Have you, or someone you know, suffered the pain of depression, or the tragic loss of a loved one to suicide?
While it is not an easy topic to discuss, suicide is one of the leading causes of death in the world, especially among young people. Nearly one million people worldwide die by suicide each year, or one every 40 seconds.
Depression and other diagnosable and treatable brain-based disorders account for more than 90 percent of people who die by suicide.
In support of National Depression Screening Day on October 9, Duke Psychiatry and Behavioral Sciences will be holding free depression screenings and distributing mental health information. Join us at one of two locations, the Duke Bryan Center or the Duke North Cafeteria in the Medical Center, from 10:00 am to 4:00 pm for a free depression screening.
Many of those who contemplate suicide tell someone first. Never take these threats lightly.
It is important to learn and recognize these warning signs:
- Always talking or thinking about death
- Depression -- deep sadness, loss of interest, trouble sleeping and eating -- that gets worse
- Having a "death wish," tempting fate by taking risks that could lead to death
- Losing interest in things one used to care about
- Making comments about being hopeless, helpless, or worthless
- Saying things like "it would be better if I wasn't here" or "I want out"
- Talking about suicide or killing one's self
The good news is that effective treatments are available.
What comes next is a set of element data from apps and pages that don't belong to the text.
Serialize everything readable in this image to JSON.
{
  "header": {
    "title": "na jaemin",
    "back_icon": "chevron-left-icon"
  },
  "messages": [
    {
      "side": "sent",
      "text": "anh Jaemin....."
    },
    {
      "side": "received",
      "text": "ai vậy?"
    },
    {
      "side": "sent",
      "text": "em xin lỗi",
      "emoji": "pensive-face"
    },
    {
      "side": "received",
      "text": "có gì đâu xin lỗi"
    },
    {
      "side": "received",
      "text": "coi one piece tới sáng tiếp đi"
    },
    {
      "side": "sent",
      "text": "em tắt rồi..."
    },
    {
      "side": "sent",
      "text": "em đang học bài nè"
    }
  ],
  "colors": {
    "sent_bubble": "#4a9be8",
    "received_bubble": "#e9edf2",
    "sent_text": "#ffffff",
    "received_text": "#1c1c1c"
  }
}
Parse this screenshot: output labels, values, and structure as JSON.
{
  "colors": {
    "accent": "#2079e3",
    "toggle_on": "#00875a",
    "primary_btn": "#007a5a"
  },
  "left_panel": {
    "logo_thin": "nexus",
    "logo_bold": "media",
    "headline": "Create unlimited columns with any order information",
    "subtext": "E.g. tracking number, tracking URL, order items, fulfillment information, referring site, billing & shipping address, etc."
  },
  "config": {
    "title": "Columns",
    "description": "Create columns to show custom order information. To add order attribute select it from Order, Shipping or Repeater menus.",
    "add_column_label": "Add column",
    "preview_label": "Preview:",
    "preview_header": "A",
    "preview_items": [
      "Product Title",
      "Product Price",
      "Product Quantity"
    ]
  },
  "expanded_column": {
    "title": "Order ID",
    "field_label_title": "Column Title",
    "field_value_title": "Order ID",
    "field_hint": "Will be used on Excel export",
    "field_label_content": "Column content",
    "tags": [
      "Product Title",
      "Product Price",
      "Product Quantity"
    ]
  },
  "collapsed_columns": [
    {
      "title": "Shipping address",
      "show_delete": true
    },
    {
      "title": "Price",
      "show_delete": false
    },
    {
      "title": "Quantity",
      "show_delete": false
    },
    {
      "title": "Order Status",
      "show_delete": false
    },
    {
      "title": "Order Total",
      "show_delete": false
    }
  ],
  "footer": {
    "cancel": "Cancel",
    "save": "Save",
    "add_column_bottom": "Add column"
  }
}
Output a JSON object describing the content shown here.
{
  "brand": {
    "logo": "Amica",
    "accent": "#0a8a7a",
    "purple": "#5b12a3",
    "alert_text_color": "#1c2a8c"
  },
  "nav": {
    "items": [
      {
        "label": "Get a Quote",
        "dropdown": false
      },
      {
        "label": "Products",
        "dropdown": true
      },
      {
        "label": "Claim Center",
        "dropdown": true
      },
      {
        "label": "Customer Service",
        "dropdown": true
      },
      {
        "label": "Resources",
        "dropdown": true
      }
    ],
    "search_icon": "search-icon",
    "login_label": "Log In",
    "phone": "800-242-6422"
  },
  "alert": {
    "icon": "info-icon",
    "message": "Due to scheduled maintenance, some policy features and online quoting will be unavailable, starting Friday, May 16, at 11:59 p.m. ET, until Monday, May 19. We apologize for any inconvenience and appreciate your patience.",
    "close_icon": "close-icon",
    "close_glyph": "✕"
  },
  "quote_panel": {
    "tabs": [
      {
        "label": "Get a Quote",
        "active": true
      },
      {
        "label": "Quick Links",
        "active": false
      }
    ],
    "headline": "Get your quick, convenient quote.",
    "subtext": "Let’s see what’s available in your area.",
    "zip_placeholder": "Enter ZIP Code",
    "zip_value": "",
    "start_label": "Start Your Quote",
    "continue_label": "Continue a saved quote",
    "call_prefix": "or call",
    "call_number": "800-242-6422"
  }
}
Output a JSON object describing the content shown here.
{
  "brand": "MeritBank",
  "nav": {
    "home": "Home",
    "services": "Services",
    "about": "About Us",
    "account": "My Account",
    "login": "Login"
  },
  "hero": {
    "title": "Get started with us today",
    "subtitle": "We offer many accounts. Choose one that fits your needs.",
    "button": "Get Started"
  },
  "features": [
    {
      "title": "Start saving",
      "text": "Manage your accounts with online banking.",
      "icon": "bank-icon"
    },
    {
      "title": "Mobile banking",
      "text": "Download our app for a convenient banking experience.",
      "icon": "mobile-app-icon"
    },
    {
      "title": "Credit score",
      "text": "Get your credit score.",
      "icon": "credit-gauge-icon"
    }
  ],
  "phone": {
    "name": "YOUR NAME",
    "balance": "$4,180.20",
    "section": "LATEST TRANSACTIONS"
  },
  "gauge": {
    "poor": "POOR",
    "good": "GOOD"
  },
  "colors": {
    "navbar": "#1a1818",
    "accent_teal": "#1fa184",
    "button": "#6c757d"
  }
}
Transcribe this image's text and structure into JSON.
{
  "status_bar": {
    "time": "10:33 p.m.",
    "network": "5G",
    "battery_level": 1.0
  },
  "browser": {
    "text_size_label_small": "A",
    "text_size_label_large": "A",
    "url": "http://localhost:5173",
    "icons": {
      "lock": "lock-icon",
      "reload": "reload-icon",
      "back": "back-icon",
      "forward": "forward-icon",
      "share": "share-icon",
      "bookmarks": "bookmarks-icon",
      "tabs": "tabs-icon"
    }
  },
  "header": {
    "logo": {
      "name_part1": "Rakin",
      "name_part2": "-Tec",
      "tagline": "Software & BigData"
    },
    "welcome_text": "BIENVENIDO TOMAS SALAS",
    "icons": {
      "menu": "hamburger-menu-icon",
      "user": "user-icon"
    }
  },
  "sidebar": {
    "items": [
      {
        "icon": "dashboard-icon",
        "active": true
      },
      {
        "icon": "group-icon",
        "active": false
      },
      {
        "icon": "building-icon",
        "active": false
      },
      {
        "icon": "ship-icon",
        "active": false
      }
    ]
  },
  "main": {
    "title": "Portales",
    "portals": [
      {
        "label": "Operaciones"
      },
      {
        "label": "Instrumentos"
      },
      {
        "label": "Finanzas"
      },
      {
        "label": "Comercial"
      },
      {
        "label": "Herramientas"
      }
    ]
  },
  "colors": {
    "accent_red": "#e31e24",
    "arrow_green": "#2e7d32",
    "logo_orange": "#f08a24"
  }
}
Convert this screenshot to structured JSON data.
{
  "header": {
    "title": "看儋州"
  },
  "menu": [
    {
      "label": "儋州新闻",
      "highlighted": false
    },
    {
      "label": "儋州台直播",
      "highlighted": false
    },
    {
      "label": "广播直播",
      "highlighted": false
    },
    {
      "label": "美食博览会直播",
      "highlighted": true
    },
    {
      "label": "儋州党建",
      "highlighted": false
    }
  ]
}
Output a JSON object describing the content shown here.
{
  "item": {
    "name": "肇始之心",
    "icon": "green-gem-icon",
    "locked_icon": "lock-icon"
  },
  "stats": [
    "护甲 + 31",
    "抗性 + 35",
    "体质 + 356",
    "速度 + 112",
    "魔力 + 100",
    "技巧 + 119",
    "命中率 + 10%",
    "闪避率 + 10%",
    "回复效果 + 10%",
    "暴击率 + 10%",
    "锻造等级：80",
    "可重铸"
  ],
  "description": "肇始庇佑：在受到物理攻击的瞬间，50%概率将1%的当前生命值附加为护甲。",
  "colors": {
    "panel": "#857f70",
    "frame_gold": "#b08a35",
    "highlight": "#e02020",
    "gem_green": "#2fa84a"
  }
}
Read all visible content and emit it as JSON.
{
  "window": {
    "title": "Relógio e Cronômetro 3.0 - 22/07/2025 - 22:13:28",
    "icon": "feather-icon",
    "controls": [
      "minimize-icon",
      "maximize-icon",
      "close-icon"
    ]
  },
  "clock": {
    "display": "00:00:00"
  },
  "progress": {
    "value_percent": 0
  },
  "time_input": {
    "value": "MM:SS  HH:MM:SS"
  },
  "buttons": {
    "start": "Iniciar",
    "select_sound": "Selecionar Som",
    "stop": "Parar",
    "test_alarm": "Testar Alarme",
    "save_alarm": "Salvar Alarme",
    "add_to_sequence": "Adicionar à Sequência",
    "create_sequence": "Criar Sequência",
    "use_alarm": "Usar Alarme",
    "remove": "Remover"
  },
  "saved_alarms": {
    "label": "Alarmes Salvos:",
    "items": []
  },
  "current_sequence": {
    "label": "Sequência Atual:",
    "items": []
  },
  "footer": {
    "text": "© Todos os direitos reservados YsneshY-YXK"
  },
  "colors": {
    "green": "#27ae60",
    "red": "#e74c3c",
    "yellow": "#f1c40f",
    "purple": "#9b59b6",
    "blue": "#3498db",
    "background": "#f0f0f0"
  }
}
If you are unable to stop by one of our tables, you can set up an appointment with a Duke clinician by calling 919-813-6367 .